#### Problem details
For the word "name", state how many lines of the data include it. Respond with the number only.

── Listed entries ──

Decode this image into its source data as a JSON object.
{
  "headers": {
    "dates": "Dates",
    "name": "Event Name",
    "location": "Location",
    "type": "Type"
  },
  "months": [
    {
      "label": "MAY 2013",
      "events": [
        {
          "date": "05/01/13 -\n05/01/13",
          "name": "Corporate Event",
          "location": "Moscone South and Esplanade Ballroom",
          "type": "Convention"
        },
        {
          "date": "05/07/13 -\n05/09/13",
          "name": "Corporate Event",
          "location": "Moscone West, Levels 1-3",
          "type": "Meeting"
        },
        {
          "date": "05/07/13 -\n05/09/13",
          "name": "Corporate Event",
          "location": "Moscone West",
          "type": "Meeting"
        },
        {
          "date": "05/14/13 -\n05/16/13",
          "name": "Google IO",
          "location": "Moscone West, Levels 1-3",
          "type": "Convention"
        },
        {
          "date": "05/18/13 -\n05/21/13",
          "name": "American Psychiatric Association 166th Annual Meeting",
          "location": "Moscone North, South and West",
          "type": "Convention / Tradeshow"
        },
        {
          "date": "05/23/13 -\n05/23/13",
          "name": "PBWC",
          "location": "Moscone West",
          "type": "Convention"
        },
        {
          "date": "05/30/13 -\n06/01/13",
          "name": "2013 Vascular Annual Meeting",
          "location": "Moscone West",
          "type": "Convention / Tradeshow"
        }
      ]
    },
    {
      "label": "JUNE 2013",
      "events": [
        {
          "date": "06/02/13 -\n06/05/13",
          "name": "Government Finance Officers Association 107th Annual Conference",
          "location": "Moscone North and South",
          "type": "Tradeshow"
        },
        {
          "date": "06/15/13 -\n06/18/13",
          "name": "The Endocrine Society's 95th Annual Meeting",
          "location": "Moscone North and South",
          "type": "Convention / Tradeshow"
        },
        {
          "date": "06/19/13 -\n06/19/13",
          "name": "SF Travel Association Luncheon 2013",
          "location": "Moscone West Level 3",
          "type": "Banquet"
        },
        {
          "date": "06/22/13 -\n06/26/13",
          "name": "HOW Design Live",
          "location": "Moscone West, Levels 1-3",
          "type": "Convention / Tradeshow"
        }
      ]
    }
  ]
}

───

#### Task result
12